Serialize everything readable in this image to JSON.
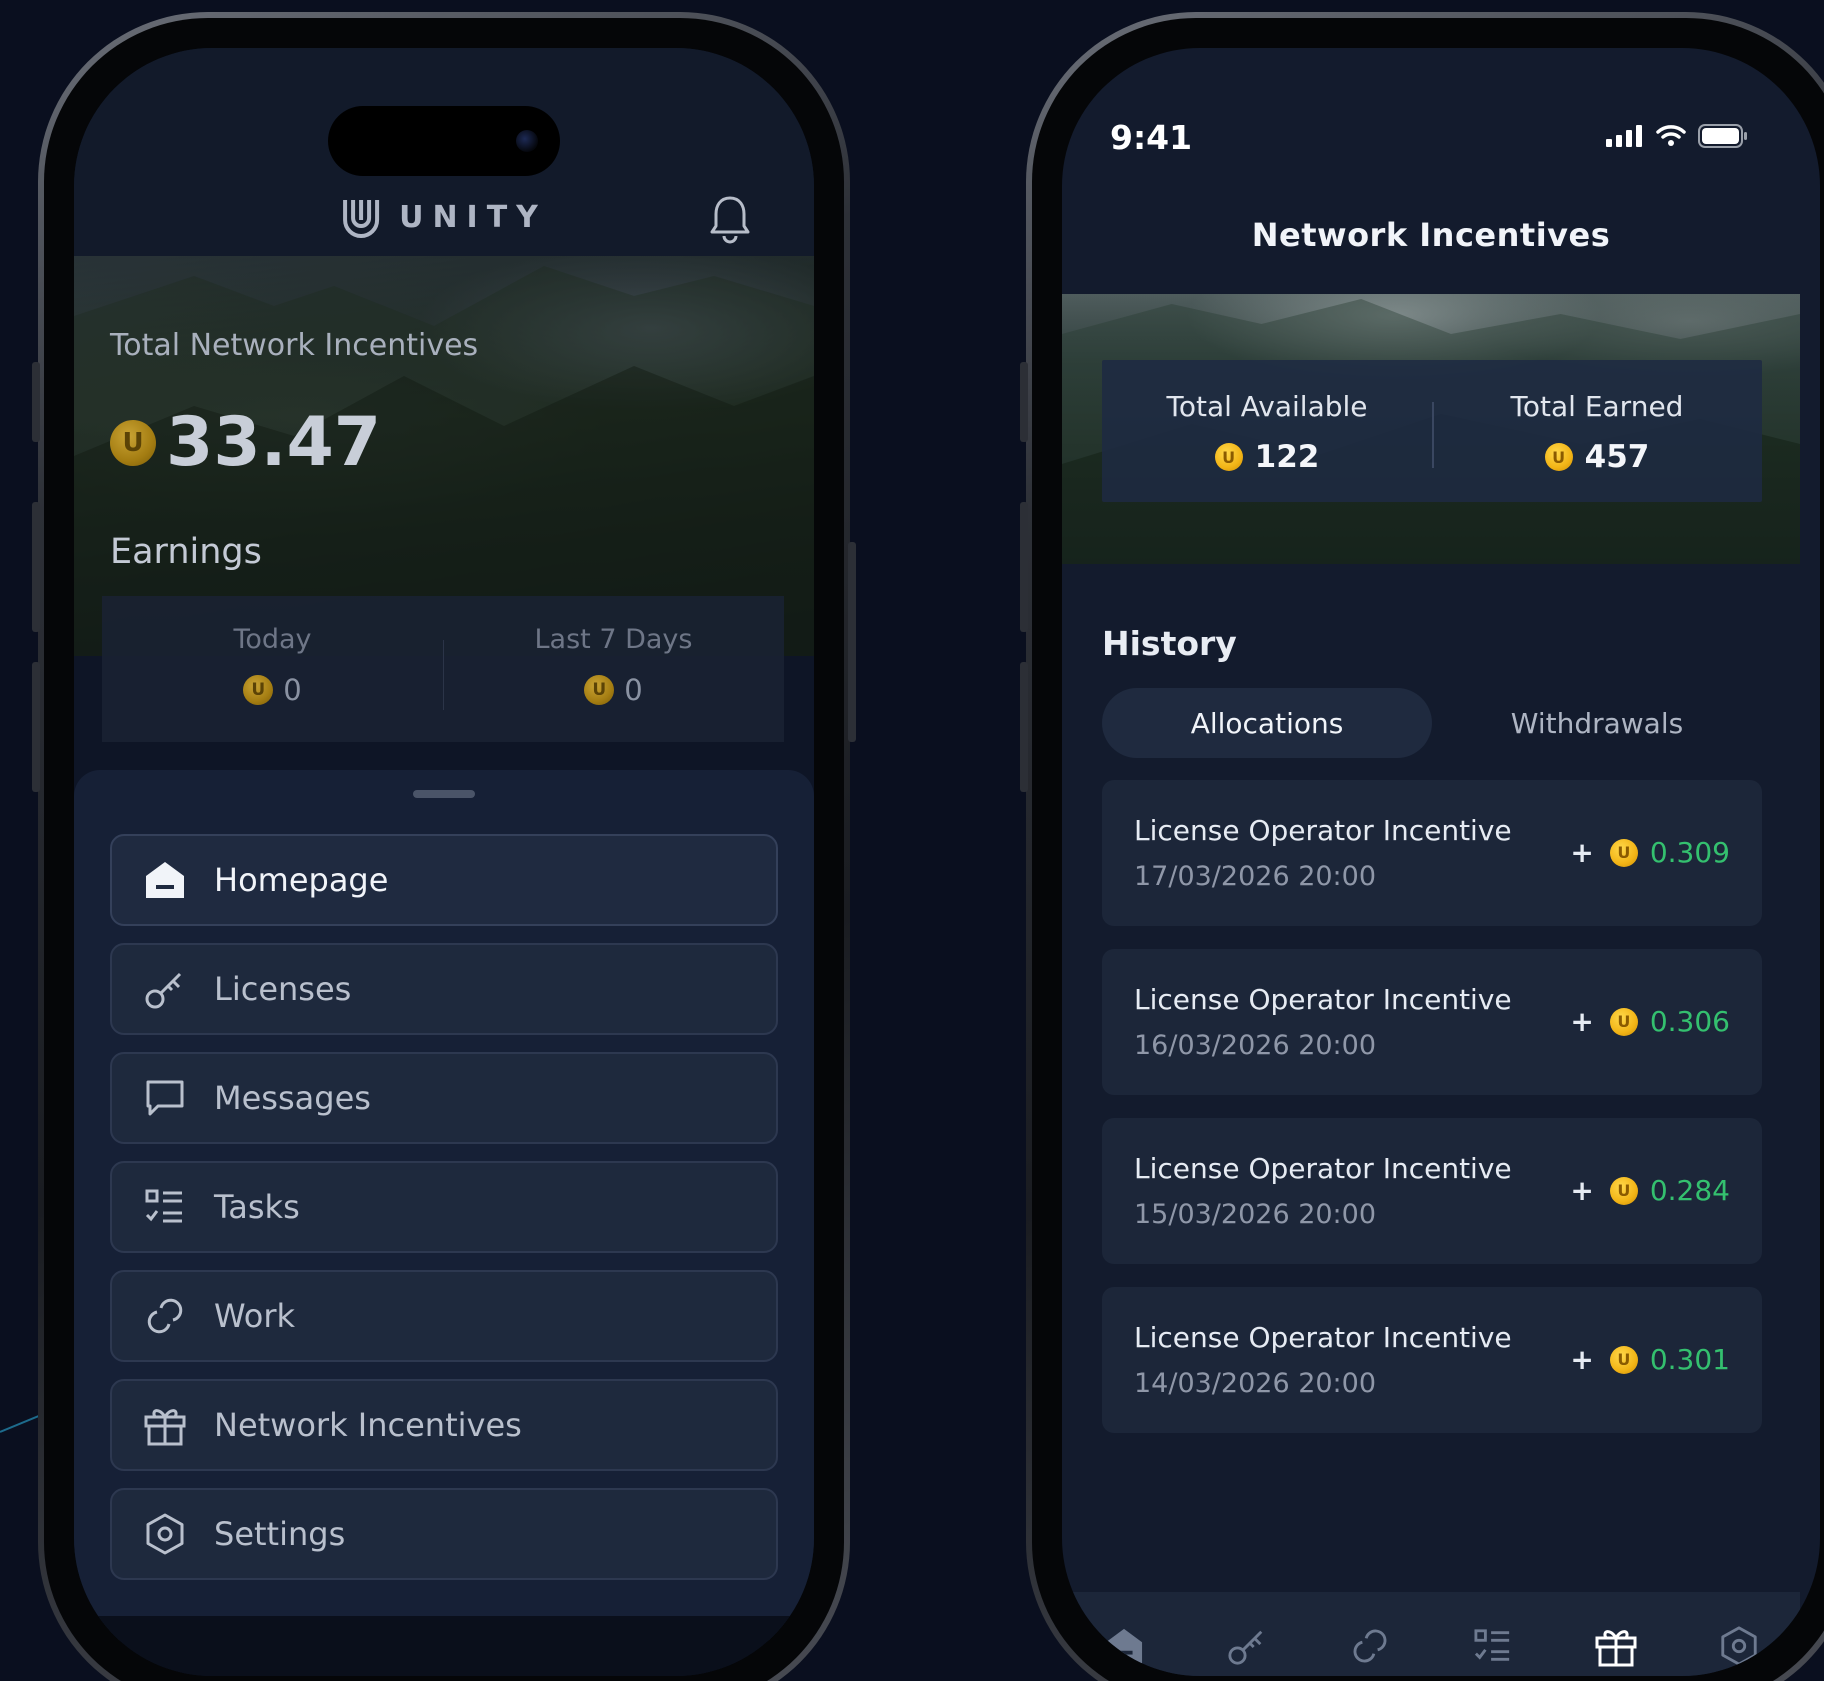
{
  "left_phone": {
    "brand": "UNITY",
    "hero": {
      "label": "Total Network Incentives",
      "amount": "33.47",
      "coin_letter": "U"
    },
    "earnings": {
      "title": "Earnings",
      "today_label": "Today",
      "today_value": "0",
      "week_label": "Last 7 Days",
      "week_value": "0"
    },
    "menu": [
      {
        "label": "Homepage",
        "icon": "home-icon",
        "active": true
      },
      {
        "label": "Licenses",
        "icon": "key-icon"
      },
      {
        "label": "Messages",
        "icon": "message-icon"
      },
      {
        "label": "Tasks",
        "icon": "tasks-icon"
      },
      {
        "label": "Work",
        "icon": "link-icon"
      },
      {
        "label": "Network Incentives",
        "icon": "gift-icon"
      },
      {
        "label": "Settings",
        "icon": "settings-icon"
      }
    ]
  },
  "right_phone": {
    "status_time": "9:41",
    "title": "Network Incentives",
    "totals": {
      "available_label": "Total Available",
      "available_value": "122",
      "earned_label": "Total Earned",
      "earned_value": "457"
    },
    "history_title": "History",
    "tabs": [
      {
        "label": "Allocations",
        "active": true
      },
      {
        "label": "Withdrawals",
        "active": false
      }
    ],
    "transactions": [
      {
        "title": "License Operator Incentive",
        "date": "17/03/2026 20:00",
        "sign": "+",
        "amount": "0.309"
      },
      {
        "title": "License Operator Incentive",
        "date": "16/03/2026 20:00",
        "sign": "+",
        "amount": "0.306"
      },
      {
        "title": "License Operator Incentive",
        "date": "15/03/2026 20:00",
        "sign": "+",
        "amount": "0.284"
      },
      {
        "title": "License Operator Incentive",
        "date": "14/03/2026 20:00",
        "sign": "+",
        "amount": "0.301"
      }
    ],
    "tabbar": [
      "home-icon",
      "key-icon",
      "link-icon",
      "tasks-icon",
      "gift-icon",
      "settings-icon"
    ],
    "active_tab": "gift-icon"
  },
  "colors": {
    "background": "#0a0f1f",
    "accent_cyan": "#1fb6ee",
    "positive_green": "#34c06f",
    "coin_gold": "#f2b416"
  }
}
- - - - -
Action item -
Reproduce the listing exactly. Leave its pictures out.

Solution below -
Serialize everything readable in this image to JSON.
{
  "left_phone": {
    "brand": "UNITY",
    "hero": {
      "label": "Total Network Incentives",
      "amount": "33.47",
      "coin_letter": "U"
    },
    "earnings": {
      "title": "Earnings",
      "today_label": "Today",
      "today_value": "0",
      "week_label": "Last 7 Days",
      "week_value": "0"
    },
    "menu": [
      {
        "label": "Homepage",
        "icon": "home-icon",
        "active": true
      },
      {
        "label": "Licenses",
        "icon": "key-icon"
      },
      {
        "label": "Messages",
        "icon": "message-icon"
      },
      {
        "label": "Tasks",
        "icon": "tasks-icon"
      },
      {
        "label": "Work",
        "icon": "link-icon"
      },
      {
        "label": "Network Incentives",
        "icon": "gift-icon"
      },
      {
        "label": "Settings",
        "icon": "settings-icon"
      }
    ]
  },
  "right_phone": {
    "status_time": "9:41",
    "title": "Network Incentives",
    "totals": {
      "available_label": "Total Available",
      "available_value": "122",
      "earned_label": "Total Earned",
      "earned_value": "457"
    },
    "history_title": "History",
    "tabs": [
      {
        "label": "Allocations",
        "active": true
      },
      {
        "label": "Withdrawals",
        "active": false
      }
    ],
    "transactions": [
      {
        "title": "License Operator Incentive",
        "date": "17/03/2026 20:00",
        "sign": "+",
        "amount": "0.309"
      },
      {
        "title": "License Operator Incentive",
        "date": "16/03/2026 20:00",
        "sign": "+",
        "amount": "0.306"
      },
      {
        "title": "License Operator Incentive",
        "date": "15/03/2026 20:00",
        "sign": "+",
        "amount": "0.284"
      },
      {
        "title": "License Operator Incentive",
        "date": "14/03/2026 20:00",
        "sign": "+",
        "amount": "0.301"
      }
    ],
    "tabbar": [
      "home-icon",
      "key-icon",
      "link-icon",
      "tasks-icon",
      "gift-icon",
      "settings-icon"
    ],
    "active_tab": "gift-icon"
  },
  "colors": {
    "background": "#0a0f1f",
    "accent_cyan": "#1fb6ee",
    "positive_green": "#34c06f",
    "coin_gold": "#f2b416"
  }
}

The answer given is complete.